▶ What you are asked to do:
What are the lines from the one containing "Give me the" through the last line of the records below? Return them exactly, leaving out pictures.

▶ Records provided:
━━━━

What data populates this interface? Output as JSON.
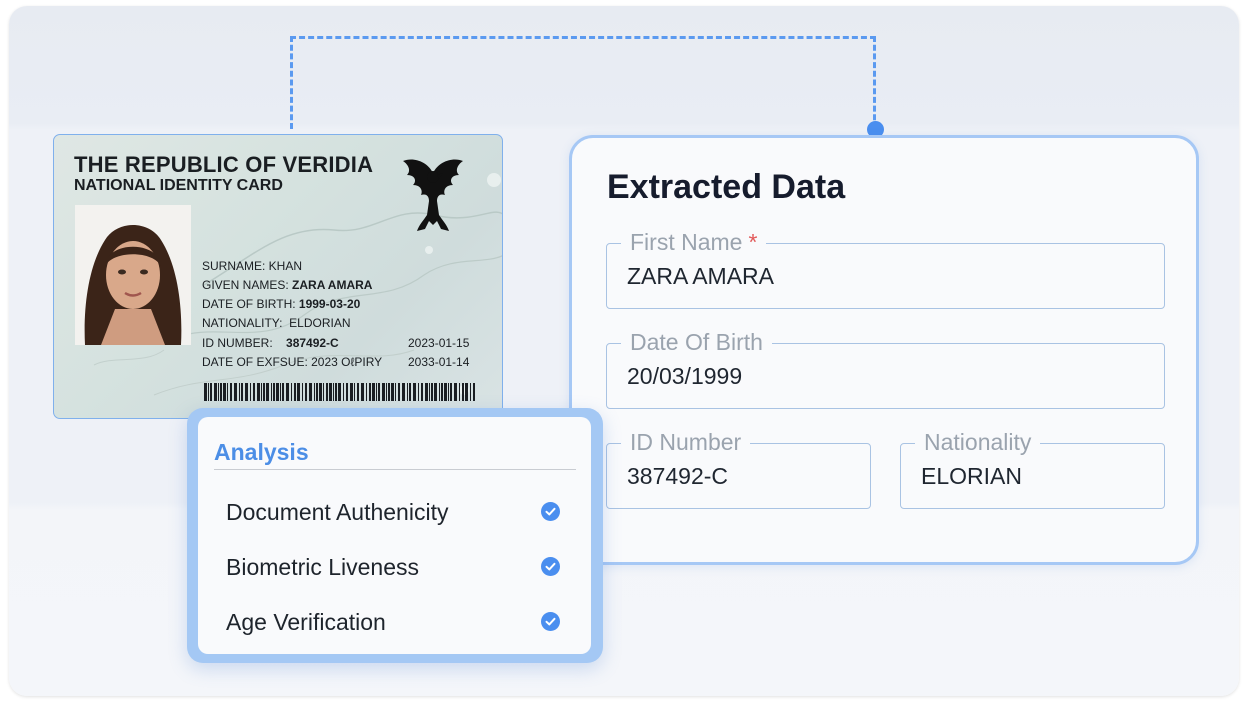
{
  "id_card": {
    "title": "THE REPUBLIC OF VERIDIA",
    "subtitle": "NATIONAL IDENTITY CARD",
    "surname": "SURNAME: KHAN",
    "given_names_label": "GIVEN NAMES:",
    "given_names_value": "ZARA AMARA",
    "dob_label": "DATE OF BIRTH:",
    "dob_value": "1999-03-20",
    "nationality_label": "NATIONALITY:",
    "nationality_value": "ELDORIAN",
    "id_label": "ID NUMBER:",
    "id_value": "387492-C",
    "issue_date": "2023-01-15",
    "expiry_label": "DATE OF EXFSUE: 2023 OℓPIRY",
    "expiry_date": "2033-01-14"
  },
  "extracted": {
    "title": "Extracted Data",
    "fields": [
      {
        "label": "First Name",
        "required_mark": "*",
        "value": "ZARA AMARA"
      },
      {
        "label": "Date Of Birth",
        "value": "20/03/1999"
      },
      {
        "label": "ID Number",
        "value": "387492-C"
      },
      {
        "label": "Nationality",
        "value": "ELORIAN"
      }
    ]
  },
  "analysis": {
    "title": "Analysis",
    "items": [
      {
        "label": "Document Authenicity",
        "status": "verified"
      },
      {
        "label": "Biometric Liveness",
        "status": "verified"
      },
      {
        "label": "Age Verification",
        "status": "verified"
      }
    ]
  },
  "colors": {
    "accent": "#4a8eef",
    "panel_border": "#a6c8f5",
    "required": "#e25a5a"
  }
}
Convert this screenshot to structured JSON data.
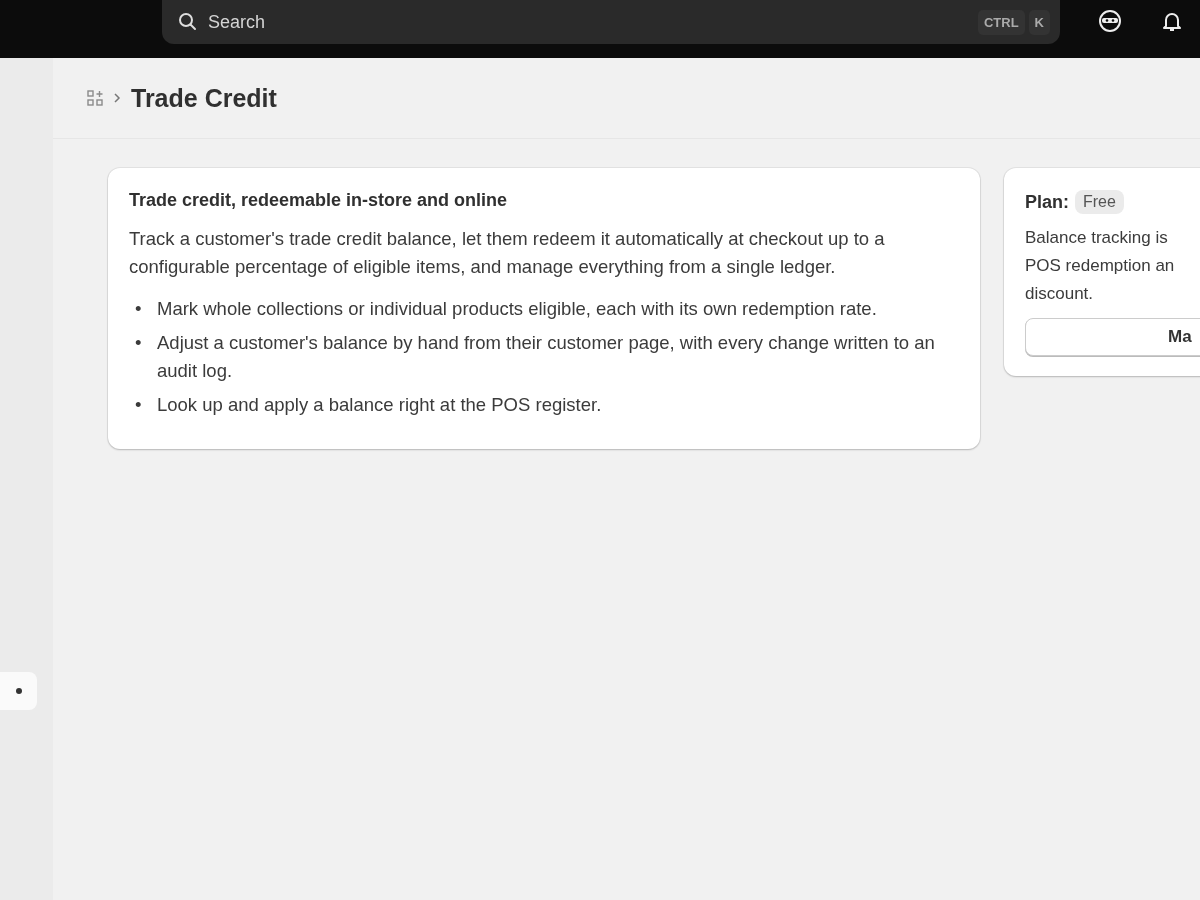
{
  "top_bar": {
    "search": {
      "placeholder": "Search",
      "shortcut_keys": [
        "CTRL",
        "K"
      ]
    }
  },
  "breadcrumb": {
    "title": "Trade Credit"
  },
  "feature_card": {
    "title": "Trade credit, redeemable in-store and online",
    "description": "Track a customer's trade credit balance, let them redeem it automatically at checkout up to a configurable percentage of eligible items, and manage everything from a single ledger.",
    "bullets": [
      {
        "marker": "•",
        "text": "Mark whole collections or individual products eligible, each with its own redemption rate."
      },
      {
        "marker": "•",
        "text": "Adjust a customer's balance by hand from their customer page, with every change written to an audit log."
      },
      {
        "marker": "•",
        "text": "Look up and apply a balance right at the POS register."
      }
    ]
  },
  "plan_card": {
    "label": "Plan:",
    "badge": "Free",
    "lines": [
      "Balance tracking is",
      "POS redemption an",
      "discount."
    ],
    "button": "Ma"
  }
}
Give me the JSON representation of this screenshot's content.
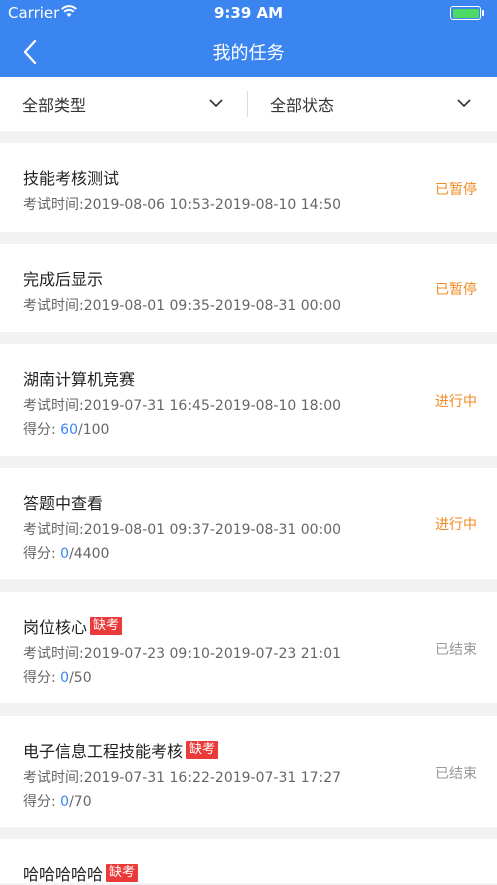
{
  "status_bar": {
    "carrier": "Carrier",
    "time": "9:39 AM"
  },
  "header": {
    "title": "我的任务"
  },
  "filters": {
    "type_label": "全部类型",
    "status_label": "全部状态"
  },
  "tasks": [
    {
      "name": "技能考核测试",
      "time": "考试时间:2019-08-06 10:53-2019-08-10 14:50",
      "status": "已暂停"
    },
    {
      "name": "完成后显示",
      "time": "考试时间:2019-08-01 09:35-2019-08-31 00:00",
      "status": "已暂停"
    },
    {
      "name": "湖南计算机竞赛",
      "time": "考试时间:2019-07-31 16:45-2019-08-10 18:00",
      "score_prefix": "得分: ",
      "score": "60",
      "total": "/100",
      "status": "进行中"
    },
    {
      "name": "答题中查看",
      "time": "考试时间:2019-08-01 09:37-2019-08-31 00:00",
      "score_prefix": "得分: ",
      "score": "0",
      "total": "/4400",
      "status": "进行中"
    },
    {
      "name": "岗位核心",
      "badge": "缺考",
      "time": "考试时间:2019-07-23 09:10-2019-07-23 21:01",
      "score_prefix": "得分: ",
      "score": "0",
      "total": "/50",
      "status": "已结束"
    },
    {
      "name": "电子信息工程技能考核",
      "badge": "缺考",
      "time": "考试时间:2019-07-31 16:22-2019-07-31 17:27",
      "score_prefix": "得分: ",
      "score": "0",
      "total": "/70",
      "status": "已结束"
    },
    {
      "name": "哈哈哈哈哈",
      "badge": "缺考"
    }
  ]
}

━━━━

▶ Final answer:
Give me the JSON representation of this screenshot's content.
{
  "status_bar": {
    "carrier": "Carrier",
    "time": "9:39 AM"
  },
  "header": {
    "title": "我的任务"
  },
  "filters": {
    "type_label": "全部类型",
    "status_label": "全部状态"
  },
  "tasks": [
    {
      "name": "技能考核测试",
      "time": "考试时间:2019-08-06 10:53-2019-08-10 14:50",
      "status": "已暂停"
    },
    {
      "name": "完成后显示",
      "time": "考试时间:2019-08-01 09:35-2019-08-31 00:00",
      "status": "已暂停"
    },
    {
      "name": "湖南计算机竞赛",
      "time": "考试时间:2019-07-31 16:45-2019-08-10 18:00",
      "score_prefix": "得分: ",
      "score": "60",
      "total": "/100",
      "status": "进行中"
    },
    {
      "name": "答题中查看",
      "time": "考试时间:2019-08-01 09:37-2019-08-31 00:00",
      "score_prefix": "得分: ",
      "score": "0",
      "total": "/4400",
      "status": "进行中"
    },
    {
      "name": "岗位核心",
      "badge": "缺考",
      "time": "考试时间:2019-07-23 09:10-2019-07-23 21:01",
      "score_prefix": "得分: ",
      "score": "0",
      "total": "/50",
      "status": "已结束"
    },
    {
      "name": "电子信息工程技能考核",
      "badge": "缺考",
      "time": "考试时间:2019-07-31 16:22-2019-07-31 17:27",
      "score_prefix": "得分: ",
      "score": "0",
      "total": "/70",
      "status": "已结束"
    },
    {
      "name": "哈哈哈哈哈",
      "badge": "缺考"
    }
  ]
}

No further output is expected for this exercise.